Hydrangea on a wooden trellis, autumn-coloring
Two Climbing hydrangeas on a wooden espalier (for better forming)
Two Hydrangea on 2 wire ropes each, rigorous sommerpruning
Sturdy Hydrangea petiolares
Greening a house with climbing hydrangea
Two small climbing hydrangeas
Older climbing hydrangea
Small hydrangea without pruning
Climbing hydrangea
Building greenery with Hydrangea in public
Small greenery with Hydrangea
Greening a base of a building with Hydrangea, Manor-Sierhagen / Schleswig-Holstein
Climbing hydrangea in a narrow alley, Groitzsch / Saxony
Greening a double garage with Hydrangea, Wire rope system 4020
Greening of a house
Climbing hydrangea in late autumn

Botanical and Trellises

Leaves, flowers, autumnal colours, appearance in the winter months, pruning, young shoots in spring and trellises are pictures here?

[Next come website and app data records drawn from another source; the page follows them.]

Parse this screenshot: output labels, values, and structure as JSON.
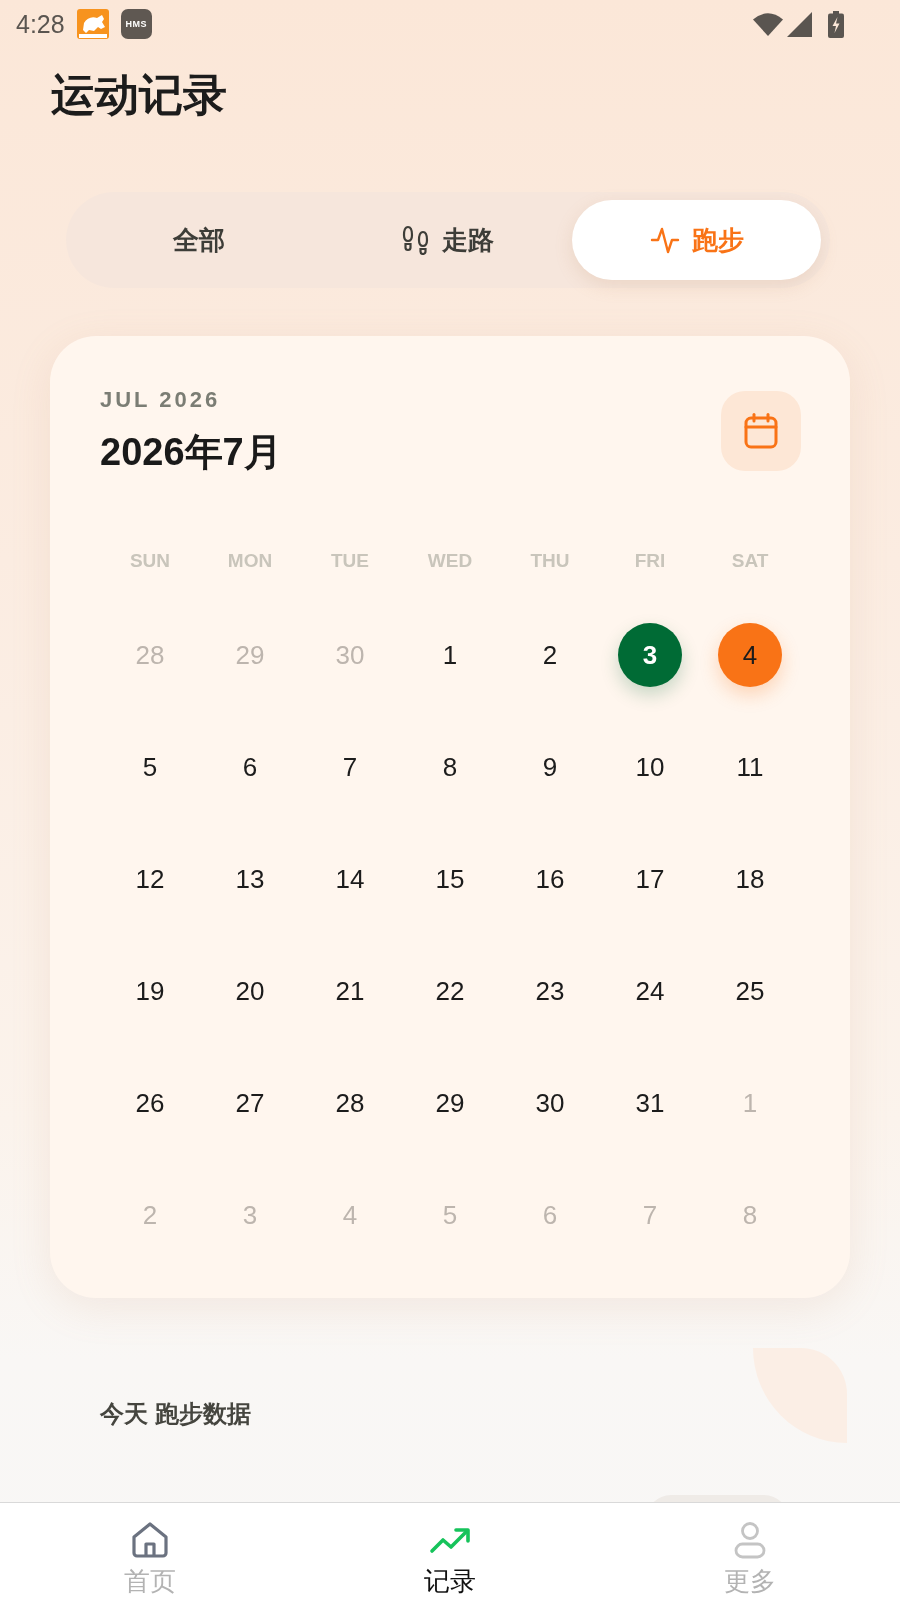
{
  "status_bar": {
    "time": "4:28",
    "app_badge": "HMS"
  },
  "title": "运动记录",
  "tabs": [
    {
      "kind": "all",
      "label": "全部",
      "selected": false
    },
    {
      "kind": "walk",
      "label": "走路",
      "selected": false
    },
    {
      "kind": "run",
      "label": "跑步",
      "selected": true
    }
  ],
  "calendar": {
    "month_code": "JUL 2026",
    "month_title": "2026年7月",
    "weekdays": [
      "SUN",
      "MON",
      "TUE",
      "WED",
      "THU",
      "FRI",
      "SAT"
    ],
    "days": [
      {
        "day": "28",
        "outside_month": true,
        "selected": false,
        "has_record": false
      },
      {
        "day": "29",
        "outside_month": true,
        "selected": false,
        "has_record": false
      },
      {
        "day": "30",
        "outside_month": true,
        "selected": false,
        "has_record": false
      },
      {
        "day": "1",
        "outside_month": false,
        "selected": false,
        "has_record": false
      },
      {
        "day": "2",
        "outside_month": false,
        "selected": false,
        "has_record": false
      },
      {
        "day": "3",
        "outside_month": false,
        "selected": false,
        "has_record": true
      },
      {
        "day": "4",
        "outside_month": false,
        "selected": true,
        "has_record": false
      },
      {
        "day": "5",
        "outside_month": false,
        "selected": false,
        "has_record": false
      },
      {
        "day": "6",
        "outside_month": false,
        "selected": false,
        "has_record": false
      },
      {
        "day": "7",
        "outside_month": false,
        "selected": false,
        "has_record": false
      },
      {
        "day": "8",
        "outside_month": false,
        "selected": false,
        "has_record": false
      },
      {
        "day": "9",
        "outside_month": false,
        "selected": false,
        "has_record": false
      },
      {
        "day": "10",
        "outside_month": false,
        "selected": false,
        "has_record": false
      },
      {
        "day": "11",
        "outside_month": false,
        "selected": false,
        "has_record": false
      },
      {
        "day": "12",
        "outside_month": false,
        "selected": false,
        "has_record": false
      },
      {
        "day": "13",
        "outside_month": false,
        "selected": false,
        "has_record": false
      },
      {
        "day": "14",
        "outside_month": false,
        "selected": false,
        "has_record": false
      },
      {
        "day": "15",
        "outside_month": false,
        "selected": false,
        "has_record": false
      },
      {
        "day": "16",
        "outside_month": false,
        "selected": false,
        "has_record": false
      },
      {
        "day": "17",
        "outside_month": false,
        "selected": false,
        "has_record": false
      },
      {
        "day": "18",
        "outside_month": false,
        "selected": false,
        "has_record": false
      },
      {
        "day": "19",
        "outside_month": false,
        "selected": false,
        "has_record": false
      },
      {
        "day": "20",
        "outside_month": false,
        "selected": false,
        "has_record": false
      },
      {
        "day": "21",
        "outside_month": false,
        "selected": false,
        "has_record": false
      },
      {
        "day": "22",
        "outside_month": false,
        "selected": false,
        "has_record": false
      },
      {
        "day": "23",
        "outside_month": false,
        "selected": false,
        "has_record": false
      },
      {
        "day": "24",
        "outside_month": false,
        "selected": false,
        "has_record": false
      },
      {
        "day": "25",
        "outside_month": false,
        "selected": false,
        "has_record": false
      },
      {
        "day": "26",
        "outside_month": false,
        "selected": false,
        "has_record": false
      },
      {
        "day": "27",
        "outside_month": false,
        "selected": false,
        "has_record": false
      },
      {
        "day": "28",
        "outside_month": false,
        "selected": false,
        "has_record": false
      },
      {
        "day": "29",
        "outside_month": false,
        "selected": false,
        "has_record": false
      },
      {
        "day": "30",
        "outside_month": false,
        "selected": false,
        "has_record": false
      },
      {
        "day": "31",
        "outside_month": false,
        "selected": false,
        "has_record": false
      },
      {
        "day": "1",
        "outside_month": true,
        "selected": false,
        "has_record": false
      },
      {
        "day": "2",
        "outside_month": true,
        "selected": false,
        "has_record": false
      },
      {
        "day": "3",
        "outside_month": true,
        "selected": false,
        "has_record": false
      },
      {
        "day": "4",
        "outside_month": true,
        "selected": false,
        "has_record": false
      },
      {
        "day": "5",
        "outside_month": true,
        "selected": false,
        "has_record": false
      },
      {
        "day": "6",
        "outside_month": true,
        "selected": false,
        "has_record": false
      },
      {
        "day": "7",
        "outside_month": true,
        "selected": false,
        "has_record": false
      },
      {
        "day": "8",
        "outside_month": true,
        "selected": false,
        "has_record": false
      }
    ]
  },
  "today_section": {
    "title": "今天 跑步数据"
  },
  "bottom_nav": [
    {
      "kind": "home",
      "label": "首页",
      "selected": false
    },
    {
      "kind": "records",
      "label": "记录",
      "selected": true
    },
    {
      "kind": "profile",
      "label": "更多",
      "selected": false
    }
  ]
}
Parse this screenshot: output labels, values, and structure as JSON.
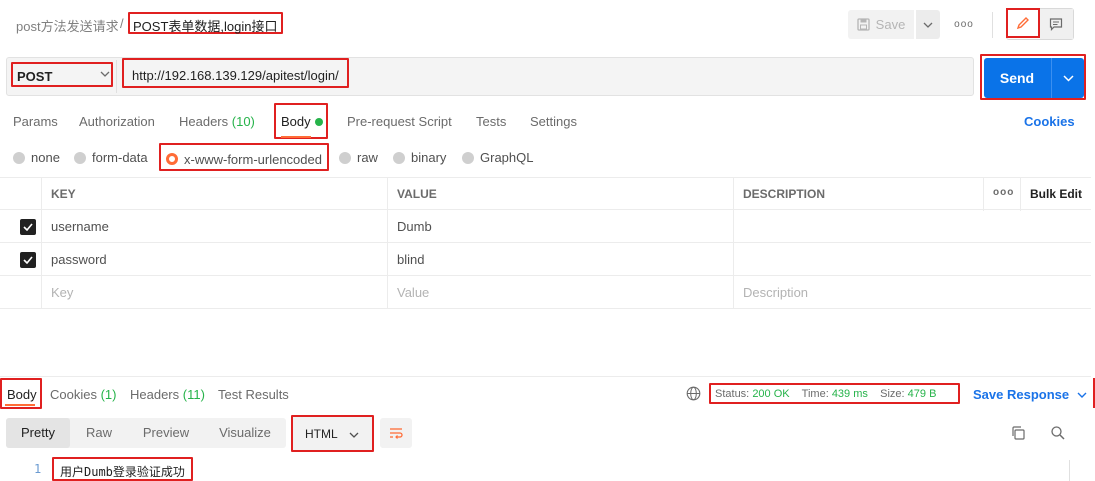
{
  "header": {
    "breadcrumb_parent": "post方法发送请求",
    "breadcrumb_sep": "/",
    "breadcrumb_current": "POST表单数据,login接口",
    "save_label": "Save",
    "more_label": "ooo"
  },
  "request": {
    "method": "POST",
    "url": "http://192.168.139.129/apitest/login/",
    "send_label": "Send"
  },
  "request_tabs": {
    "params": "Params",
    "authorization": "Authorization",
    "headers": "Headers",
    "headers_count": "(10)",
    "body": "Body",
    "pre_request": "Pre-request Script",
    "tests": "Tests",
    "settings": "Settings",
    "cookies": "Cookies"
  },
  "body_types": {
    "none": "none",
    "form_data": "form-data",
    "urlencoded": "x-www-form-urlencoded",
    "raw": "raw",
    "binary": "binary",
    "graphql": "GraphQL",
    "selected": "x-www-form-urlencoded"
  },
  "table": {
    "headers": {
      "key": "KEY",
      "value": "VALUE",
      "description": "DESCRIPTION",
      "more": "ooo",
      "bulk_edit": "Bulk Edit"
    },
    "rows": [
      {
        "key": "username",
        "value": "Dumb",
        "description": "",
        "checked": true
      },
      {
        "key": "password",
        "value": "blind",
        "description": "",
        "checked": true
      }
    ],
    "placeholder": {
      "key": "Key",
      "value": "Value",
      "description": "Description"
    }
  },
  "response": {
    "tabs": {
      "body": "Body",
      "cookies": "Cookies",
      "cookies_count": "(1)",
      "headers": "Headers",
      "headers_count": "(11)",
      "test_results": "Test Results"
    },
    "status_label": "Status:",
    "status_value": "200 OK",
    "time_label": "Time:",
    "time_value": "439 ms",
    "size_label": "Size:",
    "size_value": "479 B",
    "save_response": "Save Response",
    "view_tabs": {
      "pretty": "Pretty",
      "raw": "Raw",
      "preview": "Preview",
      "visualize": "Visualize"
    },
    "format": "HTML",
    "line_number": "1",
    "body_line": "用户Dumb登录验证成功"
  },
  "colors": {
    "accent": "#ff6c37",
    "send": "#0a73e8",
    "link": "#1a73e8",
    "success": "#26b34a",
    "highlight": "#e02020"
  }
}
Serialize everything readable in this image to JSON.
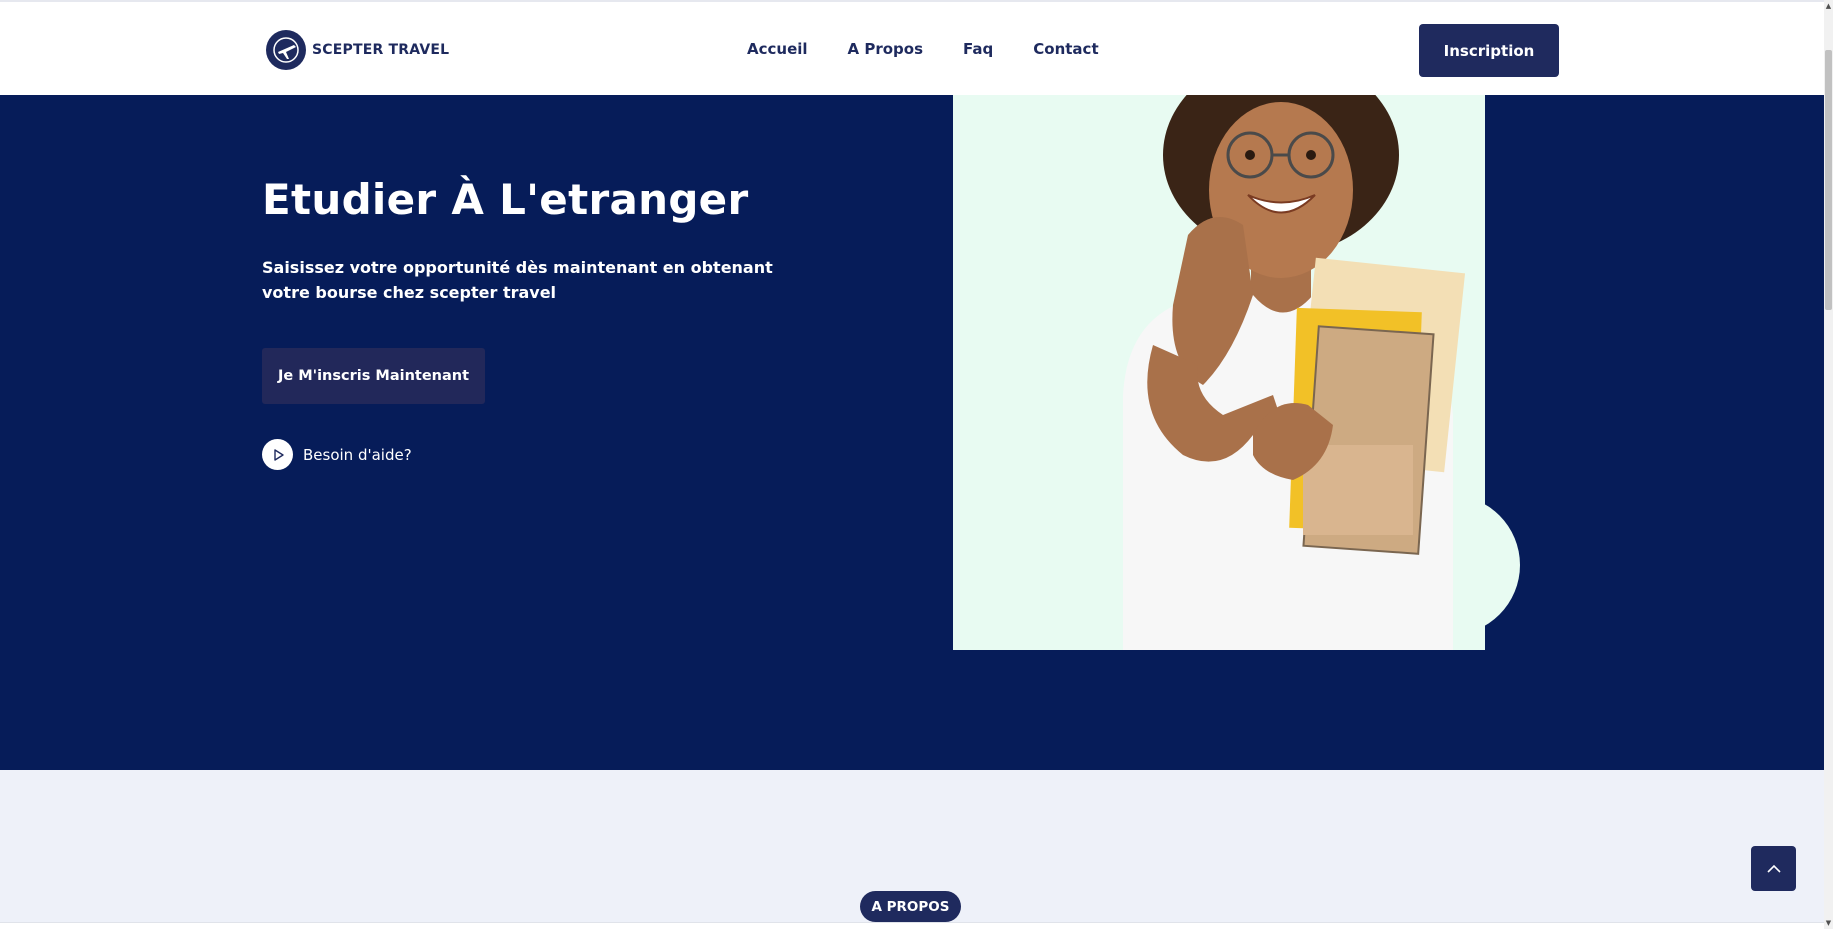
{
  "header": {
    "logo_text": "SCEPTER TRAVEL",
    "nav": [
      {
        "label": "Accueil"
      },
      {
        "label": "A Propos"
      },
      {
        "label": "Faq"
      },
      {
        "label": "Contact"
      }
    ],
    "cta_label": "Inscription"
  },
  "hero": {
    "title": "Etudier À L'etranger",
    "subtitle": "Saisissez votre opportunité dès maintenant en obtenant votre bourse chez scepter travel",
    "button_label": "Je M'inscris Maintenant",
    "help_label": "Besoin d'aide?",
    "image_subject": "smiling student holding notebooks"
  },
  "section": {
    "badge": "A PROPOS"
  },
  "colors": {
    "navy": "#061c59",
    "button": "#1f2a5e",
    "photo_bg": "#e8fbf2",
    "section_bg": "#eef1f9"
  },
  "icons": {
    "logo": "airplane-globe-icon",
    "help": "play-icon",
    "to_top": "chevron-up-icon"
  }
}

Without pruning and guidance on trellises, Hydrangeas look like bushes
Aerial rootlets of Hydrangea
Flower umbel with vivid white blossoms
Potted Hydrangea with yellow autumn foliage
Small climbing hydrangea with beautiful golden yellow autumn foliage
Two Hydrangea wihtouth beeing pruned in winter
Pruning occasionally is neseccary for boosting branching of the long shoots
Horizontal wire rope for some hydrangea petiolaris
Vertical wire ropes for vertical growth
Budding in spring
Young leaves in spring
This climbing hydrangea fell of a wall...
..later the same plant got a "fall protection" (wire ropes)